There isn’t much difference in the new Outback’s performance, but the changes inside the cabin are hard to miss. A new 11.6-inch touchscreen dominates the center console, and its vertical orientation reminds us of the new Volvo screens. Although the screen looks upscale, we found a few flaws once we started using it. We appreciated the fixed buttons for the A/C controls at the bottom of the screen, but some of the icons are quite small, and we often touched the incorrect button. The on/off button, for example, is very close to the lower fan speed button, and I often turned the system off when I wanted to lower the fan speed. Because of the screen’s vertical orientation, Apple CarPlay looks quite small. CarPlay can only be used in a horizontal layout, so the icons and fonts are too small to read. Other than that, we applaud Subaru for keeping a volume knob and radio tune knob.

Just like its predecessor, the 2020 Outback is spacious, and the Limited model comes with soft leather that feels nice. Even 6-foot-4 Gale, who is one of our tallest editors, found the back seat to be roomy, with plenty of legroom and headroom despite the high seating position. The seats can be folded flat from either the hatch or the back row, and back-seat passengers get air vents, two USB ports, and heated seats.

Subaru’s EyeSight safety technology suite is standard on all Outbacks and includes lane keep assist, adaptive cruise control, pre-collision braking, and pre-collision throttle management. The system works well on highways and city streets, and it was pretty useful during stop-and-go traffic on the freeway. With the shortest following distance set in adaptive cruise control, the Subaru will closely follow the car in front, making it hard for other vehicles to cut you off.

We weren’t as pleased with the recent driver monitoring system, which keeps an eye on the driver at all times. Although we appreciate the effort in keeping the driver alert, we didn’t like how the system kept telling us to keep our eyes on the road even when we were looking straight ahead. The constant beeps the system makes bothered us quite a bit, and the fact that the monitoring doesn’t work the way it’s supposed to—and that you have to dig through the menus in the infotainment system to shut it off—was frustrating.

But when you look at the Outback as a whole, it’s quite a compelling package. With an as-tested price of $36,500 USD, the 2020 Subaru Outback is great on value. Customers will be satisfied with what they get, and with standard AWD and new safety technologies, the Outback continues to be one of our favorite wagons.

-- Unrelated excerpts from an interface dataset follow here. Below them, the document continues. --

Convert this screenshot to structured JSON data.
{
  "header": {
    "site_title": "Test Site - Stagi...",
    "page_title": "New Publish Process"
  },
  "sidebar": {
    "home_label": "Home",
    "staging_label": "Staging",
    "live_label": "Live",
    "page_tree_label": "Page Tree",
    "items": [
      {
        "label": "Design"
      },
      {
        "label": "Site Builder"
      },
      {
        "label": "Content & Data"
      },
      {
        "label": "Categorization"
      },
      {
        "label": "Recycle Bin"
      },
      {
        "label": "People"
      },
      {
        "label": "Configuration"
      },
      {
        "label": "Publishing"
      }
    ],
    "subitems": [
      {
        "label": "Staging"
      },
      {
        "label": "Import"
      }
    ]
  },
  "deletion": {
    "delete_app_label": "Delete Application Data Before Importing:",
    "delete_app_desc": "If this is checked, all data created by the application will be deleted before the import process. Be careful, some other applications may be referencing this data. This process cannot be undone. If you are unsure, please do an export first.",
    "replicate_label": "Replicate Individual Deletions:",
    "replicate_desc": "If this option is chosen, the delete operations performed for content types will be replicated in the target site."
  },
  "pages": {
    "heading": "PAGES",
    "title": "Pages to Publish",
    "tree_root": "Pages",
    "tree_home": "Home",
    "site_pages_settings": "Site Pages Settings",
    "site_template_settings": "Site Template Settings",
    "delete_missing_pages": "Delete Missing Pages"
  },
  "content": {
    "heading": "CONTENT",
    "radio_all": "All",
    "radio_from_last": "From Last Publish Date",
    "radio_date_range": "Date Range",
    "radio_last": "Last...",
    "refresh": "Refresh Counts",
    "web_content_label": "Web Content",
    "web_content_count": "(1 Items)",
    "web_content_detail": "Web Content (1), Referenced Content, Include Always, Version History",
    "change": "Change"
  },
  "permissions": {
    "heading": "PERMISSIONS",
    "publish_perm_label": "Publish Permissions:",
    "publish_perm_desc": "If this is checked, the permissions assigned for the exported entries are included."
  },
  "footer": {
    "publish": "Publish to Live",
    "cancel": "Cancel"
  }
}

2020 Subaru Outback (Limited)
BASE PRICE $34,455
PRICE AS TESTED $36,500
VEHICLE LAYOUT Front-engine, AWD, 5-pass, 4-door SUV
ENGINE 2.5L/182-hp/176-lb-ft DOHC 16-valve flat-4
TRANSMISSION Cont variable auto
CURB WEIGHT (F/R DIST) 3,752 lb (56/44%)
WHEELBASE 108.1 in
LENGTH x WIDTH x HEIGHT 191.3 x 73.0 x 66.1 in
0-60 MPH 8.7 sec
QUARTER MILE 16.6 sec @ 86.1 mph
BRAKING, 60-0 MPH 130 ft
LATERAL ACCELERATION 0.77 g (avg)
MT FIGURE EIGHT 28.4 sec @ 0.62 g (avg)
EPA CITY/HWY/COMB FUEL ECON 26/33/29 mpg
ENERGY CONS, CITY/HWY 130/102 kW-hr/100 miles
CO2 EMISSIONS, COMB 0.67 lb/mile